November 13 is more than Kindness Day, it’s a Kindness Movement. Being kind is universal, spanning across cultures, ages and genders. While I was researching this ‘holiday’, I wondered if people are inherently kind or is it something we learn. I searched the library’s EBSCOhost database to find some scientific evidence to answer that question.
What I found was a story in Time magazine about an anti-bullying program in Toronto elementary schools that used babies to help children recognize and see empathy in action. The article’s author, Maria Szalavitz, wrote:
The first stirrings of human empathy typically appear in babyhood: newborns cry upon hearing another infant's cry, and studies have shown that children as young as 14 months offer unsolicited help to adults who appear to be struggling to reach something. Babies also show a distinct preference for adults who help rather than hinder others.
Research published in the Early Childhood Education Journal states

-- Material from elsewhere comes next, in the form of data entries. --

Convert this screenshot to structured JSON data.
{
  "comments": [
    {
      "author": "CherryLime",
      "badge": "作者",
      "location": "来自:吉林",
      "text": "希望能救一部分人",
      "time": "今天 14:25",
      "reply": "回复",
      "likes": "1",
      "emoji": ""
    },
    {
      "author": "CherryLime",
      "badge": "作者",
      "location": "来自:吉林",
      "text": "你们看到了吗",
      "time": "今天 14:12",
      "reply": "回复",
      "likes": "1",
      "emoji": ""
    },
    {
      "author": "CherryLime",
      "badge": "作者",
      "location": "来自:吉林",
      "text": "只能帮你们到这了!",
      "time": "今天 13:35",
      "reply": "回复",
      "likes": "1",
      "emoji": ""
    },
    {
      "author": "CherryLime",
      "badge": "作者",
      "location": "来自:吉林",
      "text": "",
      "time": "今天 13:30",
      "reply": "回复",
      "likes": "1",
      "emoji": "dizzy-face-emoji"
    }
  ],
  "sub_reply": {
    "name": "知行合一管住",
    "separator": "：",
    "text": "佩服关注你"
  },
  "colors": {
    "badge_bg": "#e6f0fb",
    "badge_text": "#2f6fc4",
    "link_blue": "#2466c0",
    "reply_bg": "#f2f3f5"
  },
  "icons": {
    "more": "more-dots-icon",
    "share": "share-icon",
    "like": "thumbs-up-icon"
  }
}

Learning to display kindness and compassion for others is a critical and ongoing developmental process and an important part of young children’s evolving social competence.
Pauline Davey Zeece wrote an article expounding on the role of literature in the early childhood development of empathy. She provided a list of titles to share with children to help build up the kindness muscles.
My research has shown me that the best way to start a kindness movement is with the kids! Here are recommended books for growing little kind hearts:
Websites with Activities for World Kindness Day:
"Mother Teresa" by Evert Odekerken is licensed and remixed under CC BY 2.5